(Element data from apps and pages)
● ● ● ● ● ● ●

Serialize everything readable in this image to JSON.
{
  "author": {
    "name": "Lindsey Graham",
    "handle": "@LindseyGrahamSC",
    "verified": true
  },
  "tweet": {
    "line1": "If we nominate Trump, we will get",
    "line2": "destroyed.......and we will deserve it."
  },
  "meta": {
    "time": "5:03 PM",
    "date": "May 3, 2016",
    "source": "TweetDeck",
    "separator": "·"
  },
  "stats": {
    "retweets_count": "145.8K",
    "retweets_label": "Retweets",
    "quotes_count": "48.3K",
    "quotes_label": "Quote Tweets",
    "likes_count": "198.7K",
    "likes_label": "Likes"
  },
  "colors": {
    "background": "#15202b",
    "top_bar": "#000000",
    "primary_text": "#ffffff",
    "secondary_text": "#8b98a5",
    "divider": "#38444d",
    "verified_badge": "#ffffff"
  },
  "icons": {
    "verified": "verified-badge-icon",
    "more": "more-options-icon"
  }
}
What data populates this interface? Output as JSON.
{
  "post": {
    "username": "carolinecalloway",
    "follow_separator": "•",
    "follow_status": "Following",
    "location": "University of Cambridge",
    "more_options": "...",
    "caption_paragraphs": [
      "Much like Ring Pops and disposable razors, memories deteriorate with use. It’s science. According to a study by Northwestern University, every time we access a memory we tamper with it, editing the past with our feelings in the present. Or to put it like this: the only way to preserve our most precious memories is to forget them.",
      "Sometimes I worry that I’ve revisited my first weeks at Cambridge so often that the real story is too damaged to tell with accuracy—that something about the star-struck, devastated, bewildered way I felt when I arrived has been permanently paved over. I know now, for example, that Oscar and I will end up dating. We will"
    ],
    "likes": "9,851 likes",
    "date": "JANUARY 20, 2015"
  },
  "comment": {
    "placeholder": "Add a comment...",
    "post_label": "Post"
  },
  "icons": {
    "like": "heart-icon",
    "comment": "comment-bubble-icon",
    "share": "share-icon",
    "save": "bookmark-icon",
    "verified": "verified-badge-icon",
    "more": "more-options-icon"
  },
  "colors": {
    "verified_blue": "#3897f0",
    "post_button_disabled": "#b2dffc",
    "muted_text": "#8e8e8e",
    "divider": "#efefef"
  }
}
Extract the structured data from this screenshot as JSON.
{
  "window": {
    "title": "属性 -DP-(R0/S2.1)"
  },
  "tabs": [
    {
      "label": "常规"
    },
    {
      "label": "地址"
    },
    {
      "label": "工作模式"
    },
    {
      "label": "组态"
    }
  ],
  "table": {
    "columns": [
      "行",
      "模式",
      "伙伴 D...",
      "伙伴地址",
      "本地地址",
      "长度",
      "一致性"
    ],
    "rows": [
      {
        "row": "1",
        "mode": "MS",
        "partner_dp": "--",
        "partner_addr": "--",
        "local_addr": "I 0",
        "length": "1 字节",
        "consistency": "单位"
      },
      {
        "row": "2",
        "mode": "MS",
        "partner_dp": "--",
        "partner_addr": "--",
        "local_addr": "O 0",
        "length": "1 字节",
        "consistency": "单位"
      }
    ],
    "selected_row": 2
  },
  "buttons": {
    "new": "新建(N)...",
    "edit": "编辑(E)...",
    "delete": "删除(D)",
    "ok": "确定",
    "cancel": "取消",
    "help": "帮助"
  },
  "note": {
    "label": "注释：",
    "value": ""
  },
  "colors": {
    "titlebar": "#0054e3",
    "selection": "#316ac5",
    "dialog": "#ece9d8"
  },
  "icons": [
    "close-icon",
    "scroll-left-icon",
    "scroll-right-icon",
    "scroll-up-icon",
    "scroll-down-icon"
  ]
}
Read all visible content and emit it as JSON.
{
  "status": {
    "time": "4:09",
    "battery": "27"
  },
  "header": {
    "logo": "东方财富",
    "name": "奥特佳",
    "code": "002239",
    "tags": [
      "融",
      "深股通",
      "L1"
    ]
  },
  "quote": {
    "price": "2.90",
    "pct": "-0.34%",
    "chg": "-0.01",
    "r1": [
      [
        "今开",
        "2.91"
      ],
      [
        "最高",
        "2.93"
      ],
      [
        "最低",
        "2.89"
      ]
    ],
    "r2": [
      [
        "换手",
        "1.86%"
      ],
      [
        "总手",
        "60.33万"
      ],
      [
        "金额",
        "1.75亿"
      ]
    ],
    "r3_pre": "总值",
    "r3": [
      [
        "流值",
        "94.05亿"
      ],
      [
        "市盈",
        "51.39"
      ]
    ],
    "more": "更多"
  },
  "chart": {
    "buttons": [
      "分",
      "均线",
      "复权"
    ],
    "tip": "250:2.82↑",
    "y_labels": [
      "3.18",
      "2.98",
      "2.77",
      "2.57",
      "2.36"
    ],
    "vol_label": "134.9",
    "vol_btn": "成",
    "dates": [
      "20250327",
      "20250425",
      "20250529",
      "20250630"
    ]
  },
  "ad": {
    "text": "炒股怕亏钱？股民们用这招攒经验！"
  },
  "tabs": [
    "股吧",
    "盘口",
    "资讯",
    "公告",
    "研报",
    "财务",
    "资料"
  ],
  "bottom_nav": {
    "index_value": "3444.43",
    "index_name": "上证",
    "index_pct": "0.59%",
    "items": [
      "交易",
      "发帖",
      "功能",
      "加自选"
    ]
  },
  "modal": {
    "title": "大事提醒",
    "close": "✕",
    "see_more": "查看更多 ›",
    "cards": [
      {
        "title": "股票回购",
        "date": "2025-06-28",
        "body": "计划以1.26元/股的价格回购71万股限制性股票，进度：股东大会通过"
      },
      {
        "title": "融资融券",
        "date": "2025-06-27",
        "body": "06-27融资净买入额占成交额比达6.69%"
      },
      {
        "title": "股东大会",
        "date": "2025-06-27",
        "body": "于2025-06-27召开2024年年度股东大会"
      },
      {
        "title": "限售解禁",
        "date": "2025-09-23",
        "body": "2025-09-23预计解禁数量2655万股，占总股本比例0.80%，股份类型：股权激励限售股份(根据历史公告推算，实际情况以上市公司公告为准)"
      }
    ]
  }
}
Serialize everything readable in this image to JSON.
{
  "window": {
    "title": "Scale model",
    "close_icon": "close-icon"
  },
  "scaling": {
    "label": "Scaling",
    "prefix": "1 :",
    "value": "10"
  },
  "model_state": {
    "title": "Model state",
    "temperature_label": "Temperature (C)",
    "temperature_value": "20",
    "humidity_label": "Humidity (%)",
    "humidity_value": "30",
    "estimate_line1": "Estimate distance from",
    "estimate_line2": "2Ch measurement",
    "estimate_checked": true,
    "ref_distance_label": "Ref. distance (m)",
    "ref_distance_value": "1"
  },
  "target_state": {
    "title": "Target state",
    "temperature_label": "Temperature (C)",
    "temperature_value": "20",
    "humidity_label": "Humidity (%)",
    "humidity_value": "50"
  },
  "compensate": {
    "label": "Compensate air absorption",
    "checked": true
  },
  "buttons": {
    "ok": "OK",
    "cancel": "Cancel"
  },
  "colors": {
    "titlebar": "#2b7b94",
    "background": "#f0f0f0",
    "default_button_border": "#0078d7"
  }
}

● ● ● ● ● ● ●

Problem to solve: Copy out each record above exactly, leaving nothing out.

Task answer:
Serialize everything readable in this image to JSON.
{
  "author": {
    "name": "Lindsey Graham",
    "handle": "@LindseyGrahamSC",
    "verified": true
  },
  "tweet": {
    "line1": "If we nominate Trump, we will get",
    "line2": "destroyed.......and we will deserve it."
  },
  "meta": {
    "time": "5:03 PM",
    "date": "May 3, 2016",
    "source": "TweetDeck",
    "separator": "·"
  },
  "stats": {
    "retweets_count": "145.8K",
    "retweets_label": "Retweets",
    "quotes_count": "48.3K",
    "quotes_label": "Quote Tweets",
    "likes_count": "198.7K",
    "likes_label": "Likes"
  },
  "colors": {
    "background": "#15202b",
    "top_bar": "#000000",
    "primary_text": "#ffffff",
    "secondary_text": "#8b98a5",
    "divider": "#38444d",
    "verified_badge": "#ffffff"
  },
  "icons": {
    "verified": "verified-badge-icon",
    "more": "more-options-icon"
  }
}
What data populates this interface? Output as JSON.
{
  "post": {
    "username": "carolinecalloway",
    "follow_separator": "•",
    "follow_status": "Following",
    "location": "University of Cambridge",
    "more_options": "...",
    "caption_paragraphs": [
      "Much like Ring Pops and disposable razors, memories deteriorate with use. It’s science. According to a study by Northwestern University, every time we access a memory we tamper with it, editing the past with our feelings in the present. Or to put it like this: the only way to preserve our most precious memories is to forget them.",
      "Sometimes I worry that I’ve revisited my first weeks at Cambridge so often that the real story is too damaged to tell with accuracy—that something about the star-struck, devastated, bewildered way I felt when I arrived has been permanently paved over. I know now, for example, that Oscar and I will end up dating. We will"
    ],
    "likes": "9,851 likes",
    "date": "JANUARY 20, 2015"
  },
  "comment": {
    "placeholder": "Add a comment...",
    "post_label": "Post"
  },
  "icons": {
    "like": "heart-icon",
    "comment": "comment-bubble-icon",
    "share": "share-icon",
    "save": "bookmark-icon",
    "verified": "verified-badge-icon",
    "more": "more-options-icon"
  },
  "colors": {
    "verified_blue": "#3897f0",
    "post_button_disabled": "#b2dffc",
    "muted_text": "#8e8e8e",
    "divider": "#efefef"
  }
}
Extract the structured data from this screenshot as JSON.
{
  "window": {
    "title": "属性 -DP-(R0/S2.1)"
  },
  "tabs": [
    {
      "label": "常规"
    },
    {
      "label": "地址"
    },
    {
      "label": "工作模式"
    },
    {
      "label": "组态"
    }
  ],
  "table": {
    "columns": [
      "行",
      "模式",
      "伙伴 D...",
      "伙伴地址",
      "本地地址",
      "长度",
      "一致性"
    ],
    "rows": [
      {
        "row": "1",
        "mode": "MS",
        "partner_dp": "--",
        "partner_addr": "--",
        "local_addr": "I 0",
        "length": "1 字节",
        "consistency": "单位"
      },
      {
        "row": "2",
        "mode": "MS",
        "partner_dp": "--",
        "partner_addr": "--",
        "local_addr": "O 0",
        "length": "1 字节",
        "consistency": "单位"
      }
    ],
    "selected_row": 2
  },
  "buttons": {
    "new": "新建(N)...",
    "edit": "编辑(E)...",
    "delete": "删除(D)",
    "ok": "确定",
    "cancel": "取消",
    "help": "帮助"
  },
  "note": {
    "label": "注释：",
    "value": ""
  },
  "colors": {
    "titlebar": "#0054e3",
    "selection": "#316ac5",
    "dialog": "#ece9d8"
  },
  "icons": [
    "close-icon",
    "scroll-left-icon",
    "scroll-right-icon",
    "scroll-up-icon",
    "scroll-down-icon"
  ]
}
Read all visible content and emit it as JSON.
{
  "status": {
    "time": "4:09",
    "battery": "27"
  },
  "header": {
    "logo": "东方财富",
    "name": "奥特佳",
    "code": "002239",
    "tags": [
      "融",
      "深股通",
      "L1"
    ]
  },
  "quote": {
    "price": "2.90",
    "pct": "-0.34%",
    "chg": "-0.01",
    "r1": [
      [
        "今开",
        "2.91"
      ],
      [
        "最高",
        "2.93"
      ],
      [
        "最低",
        "2.89"
      ]
    ],
    "r2": [
      [
        "换手",
        "1.86%"
      ],
      [
        "总手",
        "60.33万"
      ],
      [
        "金额",
        "1.75亿"
      ]
    ],
    "r3_pre": "总值",
    "r3": [
      [
        "流值",
        "94.05亿"
      ],
      [
        "市盈",
        "51.39"
      ]
    ],
    "more": "更多"
  },
  "chart": {
    "buttons": [
      "分",
      "均线",
      "复权"
    ],
    "tip": "250:2.82↑",
    "y_labels": [
      "3.18",
      "2.98",
      "2.77",
      "2.57",
      "2.36"
    ],
    "vol_label": "134.9",
    "vol_btn": "成",
    "dates": [
      "20250327",
      "20250425",
      "20250529",
      "20250630"
    ]
  },
  "ad": {
    "text": "炒股怕亏钱？股民们用这招攒经验！"
  },
  "tabs": [
    "股吧",
    "盘口",
    "资讯",
    "公告",
    "研报",
    "财务",
    "资料"
  ],
  "bottom_nav": {
    "index_value": "3444.43",
    "index_name": "上证",
    "index_pct": "0.59%",
    "items": [
      "交易",
      "发帖",
      "功能",
      "加自选"
    ]
  },
  "modal": {
    "title": "大事提醒",
    "close": "✕",
    "see_more": "查看更多 ›",
    "cards": [
      {
        "title": "股票回购",
        "date": "2025-06-28",
        "body": "计划以1.26元/股的价格回购71万股限制性股票，进度：股东大会通过"
      },
      {
        "title": "融资融券",
        "date": "2025-06-27",
        "body": "06-27融资净买入额占成交额比达6.69%"
      },
      {
        "title": "股东大会",
        "date": "2025-06-27",
        "body": "于2025-06-27召开2024年年度股东大会"
      },
      {
        "title": "限售解禁",
        "date": "2025-09-23",
        "body": "2025-09-23预计解禁数量2655万股，占总股本比例0.80%，股份类型：股权激励限售股份(根据历史公告推算，实际情况以上市公司公告为准)"
      }
    ]
  }
}
Serialize everything readable in this image to JSON.
{
  "window": {
    "title": "Scale model",
    "close_icon": "close-icon"
  },
  "scaling": {
    "label": "Scaling",
    "prefix": "1 :",
    "value": "10"
  },
  "model_state": {
    "title": "Model state",
    "temperature_label": "Temperature (C)",
    "temperature_value": "20",
    "humidity_label": "Humidity (%)",
    "humidity_value": "30",
    "estimate_line1": "Estimate distance from",
    "estimate_line2": "2Ch measurement",
    "estimate_checked": true,
    "ref_distance_label": "Ref. distance (m)",
    "ref_distance_value": "1"
  },
  "target_state": {
    "title": "Target state",
    "temperature_label": "Temperature (C)",
    "temperature_value": "20",
    "humidity_label": "Humidity (%)",
    "humidity_value": "50"
  },
  "compensate": {
    "label": "Compensate air absorption",
    "checked": true
  },
  "buttons": {
    "ok": "OK",
    "cancel": "Cancel"
  },
  "colors": {
    "titlebar": "#2b7b94",
    "background": "#f0f0f0",
    "default_button_border": "#0078d7"
  }
}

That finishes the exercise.